Exercise requirements:
Where does the string "Invert" appear? Copy every line of the entries below that holds it.
BEGIN Record set
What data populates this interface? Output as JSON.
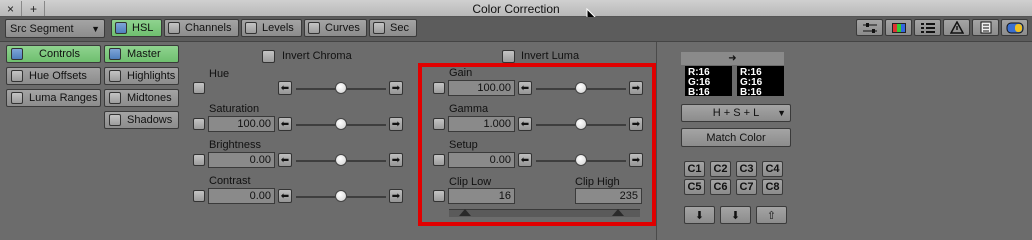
{
  "window": {
    "title": "Color Correction",
    "close_label": "×",
    "add_label": "+"
  },
  "toolbar": {
    "segment_select": "Src Segment",
    "tabs": [
      {
        "label": "HSL",
        "active": true
      },
      {
        "label": "Channels",
        "active": false
      },
      {
        "label": "Levels",
        "active": false
      },
      {
        "label": "Curves",
        "active": false
      },
      {
        "label": "Sec",
        "active": false
      }
    ]
  },
  "side": {
    "categories": [
      "Controls",
      "Hue Offsets",
      "Luma Ranges"
    ],
    "ranges": [
      "Master",
      "Highlights",
      "Midtones",
      "Shadows"
    ]
  },
  "chroma": {
    "invert_label": "Invert Chroma",
    "controls": [
      {
        "label": "Hue",
        "value": "",
        "pos": 0.5
      },
      {
        "label": "Saturation",
        "value": "100.00",
        "pos": 0.5
      },
      {
        "label": "Brightness",
        "value": "0.00",
        "pos": 0.5
      },
      {
        "label": "Contrast",
        "value": "0.00",
        "pos": 0.5
      }
    ]
  },
  "luma": {
    "invert_label": "Invert Luma",
    "controls": [
      {
        "label": "Gain",
        "value": "100.00",
        "pos": 0.5
      },
      {
        "label": "Gamma",
        "value": "1.000",
        "pos": 0.5
      },
      {
        "label": "Setup",
        "value": "0.00",
        "pos": 0.5
      }
    ],
    "clip_low_label": "Clip Low",
    "clip_low_value": "16",
    "clip_high_label": "Clip High",
    "clip_high_value": "235"
  },
  "right": {
    "arrow": "➜",
    "swatch_left": [
      "R:16",
      "G:16",
      "B:16"
    ],
    "swatch_right": [
      "R:16",
      "G:16",
      "B:16"
    ],
    "mode_select": "H + S + L",
    "match_color": "Match Color",
    "color_buttons": [
      "C1",
      "C2",
      "C3",
      "C4",
      "C5",
      "C6",
      "C7",
      "C8"
    ],
    "bottom_icons": [
      "⬇",
      "⬇",
      "⇧"
    ]
  },
  "highlight_color": "#e00000"
}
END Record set
Exercise response:
    "invert_label": "Invert Chroma",
    "invert_label": "Invert Luma",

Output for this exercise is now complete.